Aristotle, and W. Rhys Roberts. Rhetoric. Mineola, NY: Dover, 2004. Kindle Electronic Edition.
A note is in order on the locations in Aristotle’s works. The four digit numbers are referred to as Bekker numbers, named after August Immanuel Bekker, who edited Aristotle’s works. The “a” or “b” after the number is a column marker. In the Bekker edition, lines would be counted on the page to give a precise location. Modern scholars of Aristotle generally use the Bekker numbers to overcome issues of pagination in different editions. Catholic or Thomist scholars typically use book and chapter identification in addition to Bekker numbers, the convention I will use.

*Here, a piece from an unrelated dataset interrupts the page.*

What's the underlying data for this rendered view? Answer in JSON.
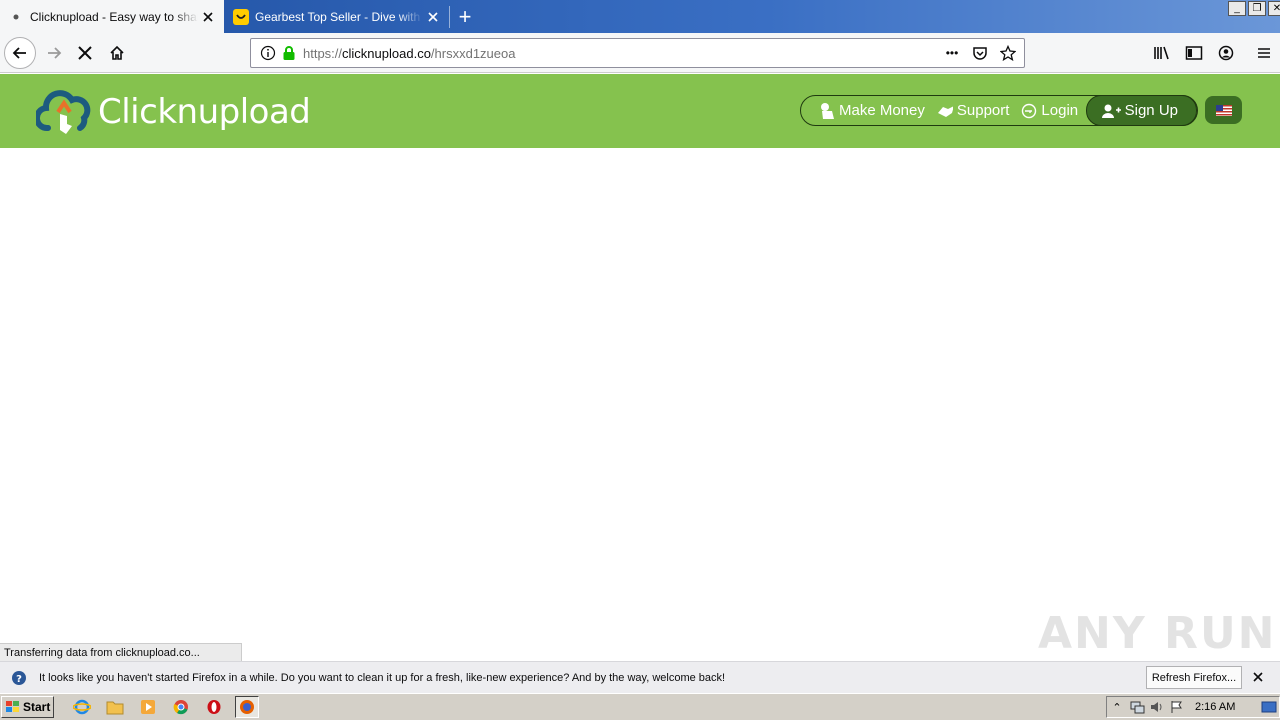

Book I, chapter 1
Aristotle begins this treatise by observing that rhetoric and dialectic are counterparts, used by nearly all people on at least some levels, to inquire into and explain things. Aristotle urges caution in use of rhetoric, drawing a contrast between his teaching and that of his contemporaries. “The arousing of prejudice, pity, anger, and similar emotions has nothing to do with the essential facts, but is merely a personal appeal to the man who is judging the case” (1354a). This is a form of perverting justice, as it creates a prejudice which may not be based on the facts of a case. The type of oratory which is used to debate and articulate laws is more dispassionate than that which is used to persuade a judge in a court case.
Aristotle introduces the idea of the rhetorical speech as “enthymeme.” “The enthymeme is a sort of syllogism, and the consideration of syllogisms of all kinds, without distinction, is the business of dialectic” (1355a).
Rhetoric is useful (1) because things that are true and things that are just have a natural tendency to prevail over their opposites, so that if the decisions of judges are not what they ought to be, the defeat must be due to the speakers themselves, and they must be blamed accordingly. Moreover, (2) before some audiences not even the possession of the exactest knowledge will make it easy for what we say to produce conviction. . . Further, (3) we must be able to employ persuasion, just as strict reasoning can be employed, on opposite sides of a question, . . . (4) it is absurd to hold that a man ought to be ashamed of being unable to defend himself with his limbs, but not of being unable to defend himself with speech and reason. . . (1355a-1355b).
The study of rhetoric, then, is necessary for a good society. It is one of the unique features of humanity and of civilized discourse.